Confessions of a Black Queer Baptist Girl

Photo source: David Dibert, @dibert, via Pexels.

Madelyn Gee This might seem a little terrible. But I remember as a kid, lying in bed on an early Sunday morning, hoping that my mom wouldn’t walk in the door. Because if she did, I knew what her first words were going to be: “Good morning sweetie! Time for church!”

Having to make sure my outfit was appropriate. Sleeping during the long drive up to the sanctuary. Stuffing my face with Honey Nut Cheerios before jumping out of the family Chevy

I was used to the routine of church. And there are certain aspects of it that I still love today – the community, being able to give back to those in need, and more. But there were also certain aspects I didn’t love so much – the main one being what was taught by my pastor.

As a Black woman in America, there are already trials and tribulations that myself and numerous other women go through every day. But as a Black queer woman, it can definitely get a little complicated. Especially when your pastor is yelling to the congregation that people who identify as LGBTQIA+ are sinners. They need prayer. They need to be rescued from the Devil’s grasp. All of that fun jazz.

As I sat in church every Sunday, my heart would drop whenever the LGBTQIA+ community was mentioned. I thought I wasn’t a bad person. I have never intentionally hurt anyone. I always tried to have a life filled with love and care for everyone around me. So why is our trusted pastor, our leader towards salvation, saying that I am cursed to eternal damnation for who I love?

The older I got, the more I realized that the God that was taught in my church and the God that I believed in…were not the same dude.
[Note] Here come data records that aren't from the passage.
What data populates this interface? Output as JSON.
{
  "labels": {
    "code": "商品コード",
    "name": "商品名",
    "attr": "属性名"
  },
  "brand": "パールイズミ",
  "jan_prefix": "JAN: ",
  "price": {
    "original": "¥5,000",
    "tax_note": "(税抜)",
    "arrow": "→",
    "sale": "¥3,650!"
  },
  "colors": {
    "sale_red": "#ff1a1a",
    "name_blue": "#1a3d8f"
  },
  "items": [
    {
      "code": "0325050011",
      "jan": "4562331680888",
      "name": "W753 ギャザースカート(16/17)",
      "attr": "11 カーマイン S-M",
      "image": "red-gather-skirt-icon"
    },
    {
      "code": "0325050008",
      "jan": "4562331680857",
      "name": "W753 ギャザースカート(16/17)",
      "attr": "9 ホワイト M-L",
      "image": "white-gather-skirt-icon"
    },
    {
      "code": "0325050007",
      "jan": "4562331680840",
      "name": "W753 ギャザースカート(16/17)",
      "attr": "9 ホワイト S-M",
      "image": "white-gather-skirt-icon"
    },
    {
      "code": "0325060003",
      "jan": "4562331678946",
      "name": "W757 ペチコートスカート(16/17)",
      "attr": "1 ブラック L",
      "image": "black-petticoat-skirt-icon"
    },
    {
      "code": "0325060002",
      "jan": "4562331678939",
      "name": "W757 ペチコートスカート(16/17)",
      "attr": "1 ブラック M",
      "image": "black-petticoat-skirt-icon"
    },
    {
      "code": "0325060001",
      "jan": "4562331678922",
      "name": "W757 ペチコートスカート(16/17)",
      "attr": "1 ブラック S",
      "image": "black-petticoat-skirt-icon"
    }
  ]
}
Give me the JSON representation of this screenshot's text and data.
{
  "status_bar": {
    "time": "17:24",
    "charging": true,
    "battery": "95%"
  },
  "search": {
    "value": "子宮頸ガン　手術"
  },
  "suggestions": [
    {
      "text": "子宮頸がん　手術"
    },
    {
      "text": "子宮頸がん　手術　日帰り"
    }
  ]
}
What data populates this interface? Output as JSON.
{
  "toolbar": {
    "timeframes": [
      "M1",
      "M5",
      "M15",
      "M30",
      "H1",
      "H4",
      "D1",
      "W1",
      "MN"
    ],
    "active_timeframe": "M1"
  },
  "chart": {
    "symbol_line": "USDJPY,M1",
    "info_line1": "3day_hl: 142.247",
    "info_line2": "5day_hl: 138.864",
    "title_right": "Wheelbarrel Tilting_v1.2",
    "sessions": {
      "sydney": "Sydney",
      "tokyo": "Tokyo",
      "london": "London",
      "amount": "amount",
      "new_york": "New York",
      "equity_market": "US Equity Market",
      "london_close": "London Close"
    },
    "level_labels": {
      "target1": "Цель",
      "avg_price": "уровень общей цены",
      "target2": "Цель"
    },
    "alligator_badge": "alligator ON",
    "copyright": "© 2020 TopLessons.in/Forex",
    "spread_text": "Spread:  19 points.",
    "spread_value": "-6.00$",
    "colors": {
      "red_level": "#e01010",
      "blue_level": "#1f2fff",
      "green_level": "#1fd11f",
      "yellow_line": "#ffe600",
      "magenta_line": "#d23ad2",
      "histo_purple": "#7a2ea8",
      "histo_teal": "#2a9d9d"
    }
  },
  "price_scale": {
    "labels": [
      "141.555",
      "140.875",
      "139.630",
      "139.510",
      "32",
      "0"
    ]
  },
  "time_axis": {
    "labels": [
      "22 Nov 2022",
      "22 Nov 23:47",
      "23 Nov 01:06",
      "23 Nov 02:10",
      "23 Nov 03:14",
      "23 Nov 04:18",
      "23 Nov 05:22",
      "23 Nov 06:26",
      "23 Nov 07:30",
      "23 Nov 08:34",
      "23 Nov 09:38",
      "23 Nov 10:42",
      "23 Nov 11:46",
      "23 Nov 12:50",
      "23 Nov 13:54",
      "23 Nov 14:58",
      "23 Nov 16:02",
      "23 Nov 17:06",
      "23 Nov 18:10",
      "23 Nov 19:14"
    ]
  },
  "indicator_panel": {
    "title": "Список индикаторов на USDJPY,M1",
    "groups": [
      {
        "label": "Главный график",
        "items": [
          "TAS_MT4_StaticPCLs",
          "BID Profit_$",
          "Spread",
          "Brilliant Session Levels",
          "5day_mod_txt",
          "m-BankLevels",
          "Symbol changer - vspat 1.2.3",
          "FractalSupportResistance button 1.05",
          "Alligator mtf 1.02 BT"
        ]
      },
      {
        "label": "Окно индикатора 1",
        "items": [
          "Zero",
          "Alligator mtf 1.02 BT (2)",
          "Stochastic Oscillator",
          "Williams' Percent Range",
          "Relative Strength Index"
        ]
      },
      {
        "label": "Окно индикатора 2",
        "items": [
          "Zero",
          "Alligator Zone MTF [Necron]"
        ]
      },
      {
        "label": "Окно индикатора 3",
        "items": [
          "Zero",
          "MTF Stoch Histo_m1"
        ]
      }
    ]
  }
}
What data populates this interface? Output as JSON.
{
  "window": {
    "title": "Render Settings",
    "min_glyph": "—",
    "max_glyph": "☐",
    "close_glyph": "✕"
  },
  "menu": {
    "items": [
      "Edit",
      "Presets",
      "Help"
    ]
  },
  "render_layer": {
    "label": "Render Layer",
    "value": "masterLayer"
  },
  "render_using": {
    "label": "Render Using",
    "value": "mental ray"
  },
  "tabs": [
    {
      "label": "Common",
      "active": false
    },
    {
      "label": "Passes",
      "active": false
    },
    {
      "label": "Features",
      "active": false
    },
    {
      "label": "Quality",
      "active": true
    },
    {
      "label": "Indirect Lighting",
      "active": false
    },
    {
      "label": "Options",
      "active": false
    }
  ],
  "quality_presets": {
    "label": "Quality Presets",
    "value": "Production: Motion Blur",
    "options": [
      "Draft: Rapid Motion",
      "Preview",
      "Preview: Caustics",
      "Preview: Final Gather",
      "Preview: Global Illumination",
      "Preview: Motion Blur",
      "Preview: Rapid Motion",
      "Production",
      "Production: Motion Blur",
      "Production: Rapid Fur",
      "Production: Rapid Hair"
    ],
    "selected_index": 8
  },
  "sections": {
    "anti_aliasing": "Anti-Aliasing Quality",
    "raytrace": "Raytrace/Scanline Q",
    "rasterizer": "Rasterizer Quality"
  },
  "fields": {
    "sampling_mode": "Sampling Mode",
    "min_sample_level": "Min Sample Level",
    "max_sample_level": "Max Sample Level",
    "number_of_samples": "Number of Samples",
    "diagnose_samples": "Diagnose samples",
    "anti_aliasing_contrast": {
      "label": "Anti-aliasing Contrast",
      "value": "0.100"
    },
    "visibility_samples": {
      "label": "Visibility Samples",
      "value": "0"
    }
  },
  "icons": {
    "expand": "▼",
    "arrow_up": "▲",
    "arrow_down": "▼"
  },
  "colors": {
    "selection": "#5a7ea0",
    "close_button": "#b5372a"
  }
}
Psalm 139:14 says that “I praise you because I am fearfully and wonderfully made; your works are wonderful, I know that full well.” Meaning that God made us in His image. And loves us exactly the way we are. No matter who we love, no matter what we look like, and no matter how we want to identify.

So I decided to take a different approach with my spirituality.

The God that I was going to believe in was truly there for everyone. He loved everyone. He wanted everyone to succeed. And you weren’t going to go to hell for living the life that He destined for you in the first place.

I began to form my own path. I decided that I was more “spiritual” than “Baptist” – a 180 from how I was raised. I began learning more about manifesting, cleansing my energy, and believing that the universe and God both want the best for me.

Some people in my life were not fans. I could see looks of hidden disdain whenever I talked about how I viewed God and the universe. And that’s ok. Everyone is entitled to believe whatever they want to believe. But one thing that I know for sure is that myself and the rest of the LGBTQIA+ community are worthy of love. We deserve to live a life that makes us happy. And when our last days come, we deserve to be welcomed with open arms just like everyone else. Because no matter what you believe, it is valid. And who you love and how you identify shouldn’t change how you’re perceived by the higher powers that guide us.


Madelyn Gee is a Houston-based journalist and screenwriter. She is a proud Baylor and UT-Austin alumna. Along with covering pop culture and writing horror films, she enjoys binging TikToks and finding solace at her nearest P.F. Changs. Find her at: and Instagram: @maddiethebeast.




Photo source: David Dibert, @dibert, via Pexels.